Data records for software interfaces:
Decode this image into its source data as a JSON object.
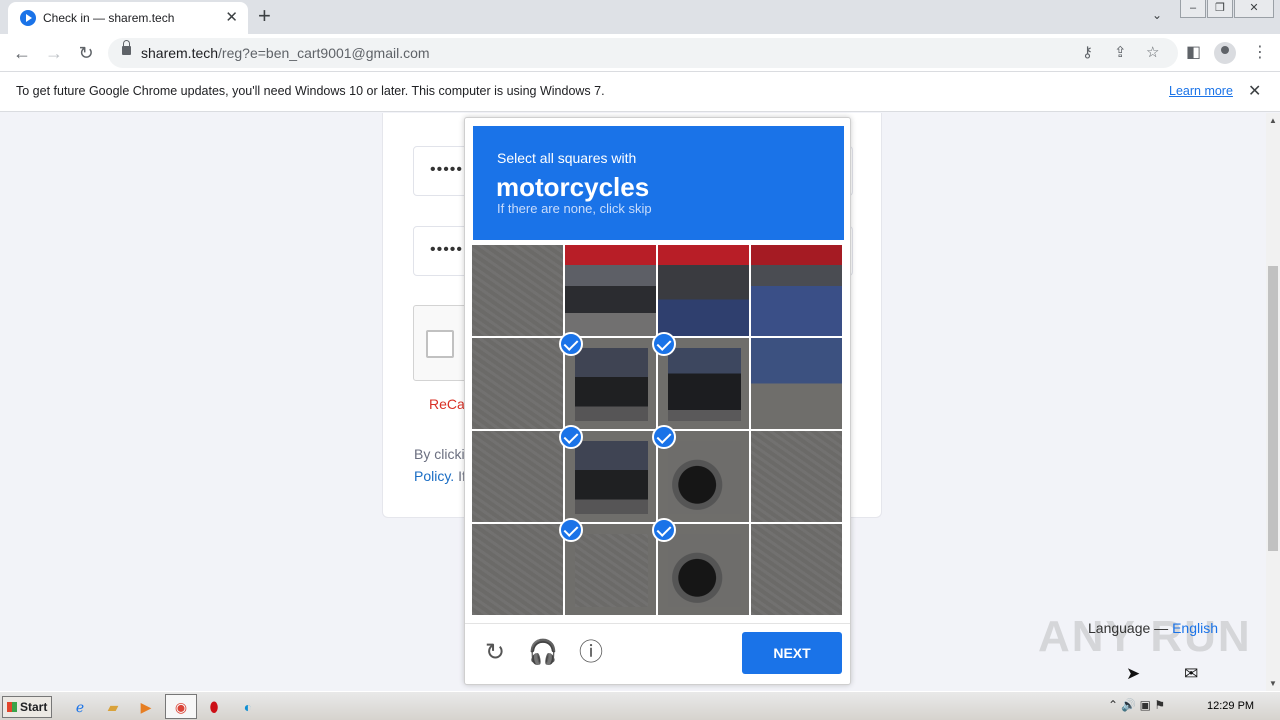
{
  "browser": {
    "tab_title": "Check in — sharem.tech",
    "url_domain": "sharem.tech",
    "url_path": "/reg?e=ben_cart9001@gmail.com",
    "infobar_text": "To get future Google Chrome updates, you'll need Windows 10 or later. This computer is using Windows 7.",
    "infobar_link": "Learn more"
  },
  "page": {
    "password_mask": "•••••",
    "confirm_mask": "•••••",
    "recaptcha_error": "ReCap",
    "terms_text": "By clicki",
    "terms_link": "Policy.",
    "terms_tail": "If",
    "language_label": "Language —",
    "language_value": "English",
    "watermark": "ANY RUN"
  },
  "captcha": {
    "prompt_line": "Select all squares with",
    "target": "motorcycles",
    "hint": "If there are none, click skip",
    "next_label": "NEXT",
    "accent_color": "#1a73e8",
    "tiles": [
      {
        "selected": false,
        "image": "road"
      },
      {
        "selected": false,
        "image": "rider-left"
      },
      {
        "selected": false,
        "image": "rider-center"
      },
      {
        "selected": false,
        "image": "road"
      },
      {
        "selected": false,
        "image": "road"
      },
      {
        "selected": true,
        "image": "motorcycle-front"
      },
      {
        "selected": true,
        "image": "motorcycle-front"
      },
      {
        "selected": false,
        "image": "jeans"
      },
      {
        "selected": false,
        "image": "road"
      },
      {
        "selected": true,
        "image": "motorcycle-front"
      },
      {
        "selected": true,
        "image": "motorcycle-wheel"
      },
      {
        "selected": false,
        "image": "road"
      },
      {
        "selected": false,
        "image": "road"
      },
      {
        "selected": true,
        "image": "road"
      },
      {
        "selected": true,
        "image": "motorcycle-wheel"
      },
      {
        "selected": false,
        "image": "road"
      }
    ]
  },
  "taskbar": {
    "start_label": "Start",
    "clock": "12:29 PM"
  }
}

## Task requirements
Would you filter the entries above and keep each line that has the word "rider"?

## Expected answer
        "image": "rider-left"
        "image": "rider-center"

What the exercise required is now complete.